Information given section start

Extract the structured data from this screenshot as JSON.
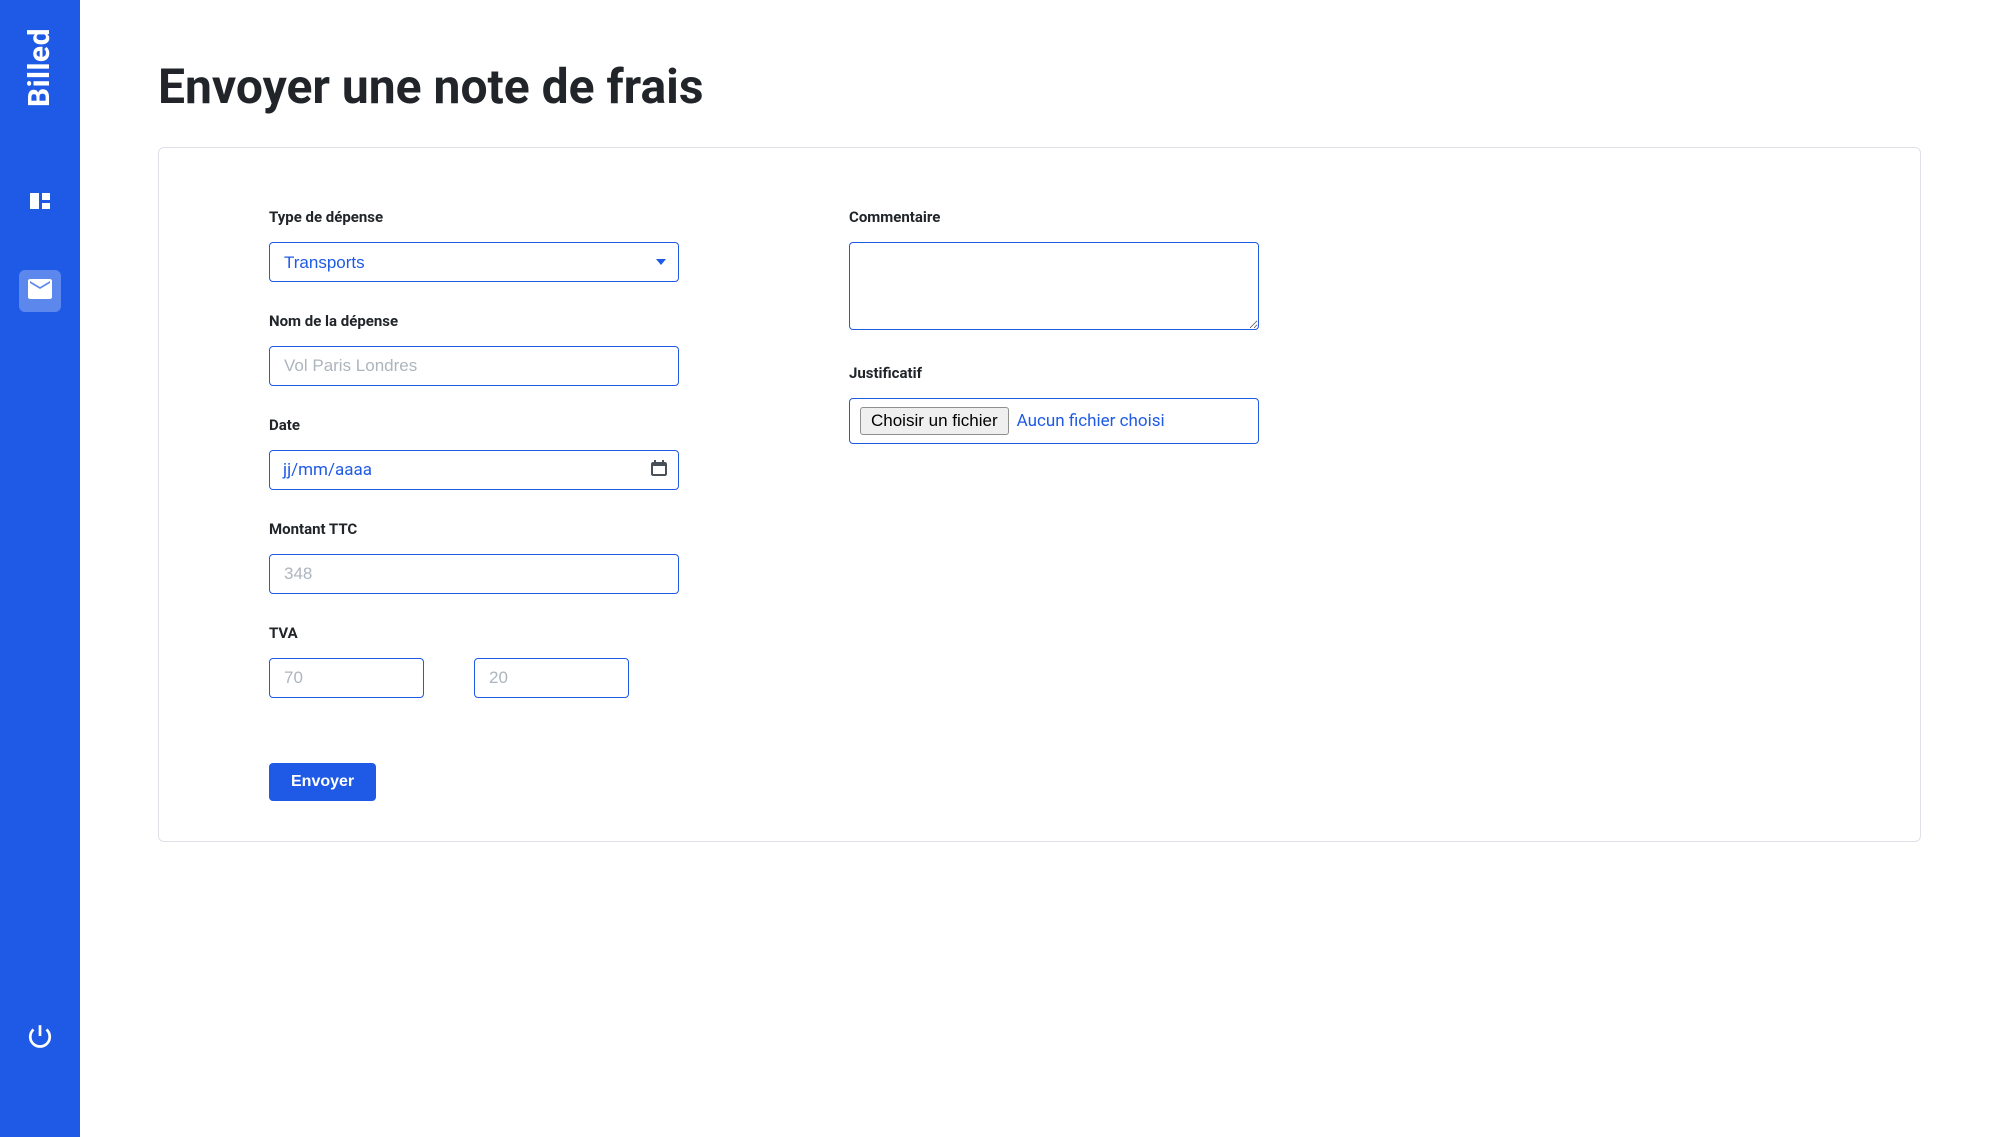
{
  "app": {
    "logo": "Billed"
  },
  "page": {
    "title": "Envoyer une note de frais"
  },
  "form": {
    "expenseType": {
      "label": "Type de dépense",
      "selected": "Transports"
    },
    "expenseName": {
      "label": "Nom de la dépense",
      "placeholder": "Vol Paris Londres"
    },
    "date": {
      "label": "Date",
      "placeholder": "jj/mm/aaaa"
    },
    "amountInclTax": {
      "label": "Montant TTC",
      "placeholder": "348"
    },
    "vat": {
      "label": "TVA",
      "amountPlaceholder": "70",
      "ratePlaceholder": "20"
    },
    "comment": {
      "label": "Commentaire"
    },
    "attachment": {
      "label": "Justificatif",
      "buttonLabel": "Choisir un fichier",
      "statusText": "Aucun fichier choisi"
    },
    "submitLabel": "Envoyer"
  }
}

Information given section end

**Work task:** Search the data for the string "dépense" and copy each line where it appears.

**Task solution:**
      "label": "Type de dépense",
      "label": "Nom de la dépense",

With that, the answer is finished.